  • The Federation of Genealogical Societies announces that it is beginning a series of online webinars concerning a wide range of society management topics. These are part of their new online education initiative. The first webinar will be held on Saturday, April 30, 2011, from 3:00 to 4:30 PM Central Time (US) with technology expert and FGS board member Thomas MacEntee presenting "Social Networking for Genealogy Societies." There will be one free webinar each quarter open to the general public, and more webinars for FGS members only. All webinars hold up to 1,000 pre-registered participants. All webinars will be recorded and made available in the FGS Members Only area of its website. Registration for the first webinar is available at https://www3.gotomeeting.com/register/401693254.
  • The Federation of Genealogical Societies announced and has launched its weekly live radio program on the Internet called My Society. The weekly programs will be broadcast over the Internet at http://www.blogtalkradio.com/mysociety at 1 PM Central Time (US). They will be hosted by a variety of well-known genealogists and FGS board members, and will feature conversations with leaders in the genealogical community and society officers and members. A society will also be spotlighted in each show. The show debuted on Saturday, April 23, 2011, with Curt Witcher, manager of the Genealogy Center at the Allen County Public Library in Ft. Wayne, Indiana.

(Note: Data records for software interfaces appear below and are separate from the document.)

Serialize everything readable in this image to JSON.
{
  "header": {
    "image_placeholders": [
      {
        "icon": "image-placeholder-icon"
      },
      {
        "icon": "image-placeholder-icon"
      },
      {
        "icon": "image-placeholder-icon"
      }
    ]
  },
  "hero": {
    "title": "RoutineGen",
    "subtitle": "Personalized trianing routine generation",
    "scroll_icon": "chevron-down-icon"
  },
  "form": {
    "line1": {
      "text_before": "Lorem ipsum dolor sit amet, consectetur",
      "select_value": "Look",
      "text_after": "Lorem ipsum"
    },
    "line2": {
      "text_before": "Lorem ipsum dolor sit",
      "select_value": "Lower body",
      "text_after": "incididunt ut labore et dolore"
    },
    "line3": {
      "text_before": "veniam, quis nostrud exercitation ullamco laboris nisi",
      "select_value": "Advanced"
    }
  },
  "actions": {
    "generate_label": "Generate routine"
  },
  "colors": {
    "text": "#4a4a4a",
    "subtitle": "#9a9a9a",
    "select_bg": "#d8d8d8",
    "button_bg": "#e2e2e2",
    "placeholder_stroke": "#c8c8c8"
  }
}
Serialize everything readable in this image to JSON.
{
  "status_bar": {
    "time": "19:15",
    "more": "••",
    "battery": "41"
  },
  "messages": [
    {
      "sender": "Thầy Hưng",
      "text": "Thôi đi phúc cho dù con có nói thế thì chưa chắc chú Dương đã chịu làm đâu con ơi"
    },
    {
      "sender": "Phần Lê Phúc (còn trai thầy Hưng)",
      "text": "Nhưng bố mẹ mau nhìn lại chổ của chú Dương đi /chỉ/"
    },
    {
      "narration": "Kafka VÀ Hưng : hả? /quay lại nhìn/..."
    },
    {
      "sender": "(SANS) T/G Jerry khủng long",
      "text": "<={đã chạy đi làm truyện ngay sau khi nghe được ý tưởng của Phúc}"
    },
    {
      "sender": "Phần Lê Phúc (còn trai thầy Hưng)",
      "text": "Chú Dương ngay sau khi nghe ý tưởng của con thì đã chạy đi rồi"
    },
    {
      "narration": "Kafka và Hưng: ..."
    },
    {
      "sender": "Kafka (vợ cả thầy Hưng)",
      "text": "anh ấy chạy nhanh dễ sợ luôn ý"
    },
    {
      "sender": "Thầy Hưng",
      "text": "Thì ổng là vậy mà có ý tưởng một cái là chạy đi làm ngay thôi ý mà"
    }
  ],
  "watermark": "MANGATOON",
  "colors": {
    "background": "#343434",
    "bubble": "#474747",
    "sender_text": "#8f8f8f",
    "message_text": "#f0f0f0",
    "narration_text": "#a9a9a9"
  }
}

Shows will be recorded and archived for later download.
  • A new genealogy-specific search engine has been launched. Mocavo (http://mocavo.com) is free and searches free websites including genealogy message boards, family trees, state and local historical societies, the Library of Congress, National Archives, Ellis Island, Find A Grave, the Internet Archive, various U.S. state archives, and many tens of thousands of genealogy sites built by individuals.

The Guys discuss upcoming conferences where they will be speaking in coming months.

George announced that he has begun working on a third edition of his book, How to Do Everything: Genealogy, for McGraw-Hill Professional. The new book will be available at the end of 2011 or early 2012.

Listener email includes:

  • Joanne asks how to handle information for individuals about whom you are are unsure.
  • Matt asks about the preferred method of long term care and preservation of gravestones and gravesites.
  • Melanie updates us about her multiple-choice grandfather (Episode #206), and she asks The Guys about their take on a child being listed in a parent's will after the child is deceased.
  • George asks about some snafus in past podcasts.
  • Cheryl reports on billing changes at NewspaperArchive.com.
  • Beverly asks for suggestions about a quandary she has encounted in Canadian immigration. George suggests visiting the Library and Archives Canada website at http://www.collectionscanada.gc.ca and searching The Genealogy Centre there at http://www.collectionscanada.gc.ca/genealogy/index-e.html.
  • Gene comments about an image of a Stephenville, Newfoundland, baptismal certificate in George's How to Do Everything: Genealogy, 2nd edition.
  • Gavin shares a wonderful story about having requested information from St. Michael's Industrial School for Boys at which his paternal grandfather lived in the 1930s, and the tremendous treasures he received.<
  • Mac asks about U.S. Agricultural Census Schedules online at Ancestry.com and how to correctly read them. George shares details on the types of information to be found on these census schedules and how they can be used to place your ancestors into context of their activities on their farms.
  • Shaun comments on the Flip-Pal portable scanner and the fact that he uses an Eye-Fi memory card which can automatically transfer scans to a computer.
  • Lynda asks about conflicting vital records, as in the example of a discrepancies in the name of her great-grandmother's name.
  • Kenneth writes to comment again about the tintype he had sent in earlier and the colorization and gilding on it.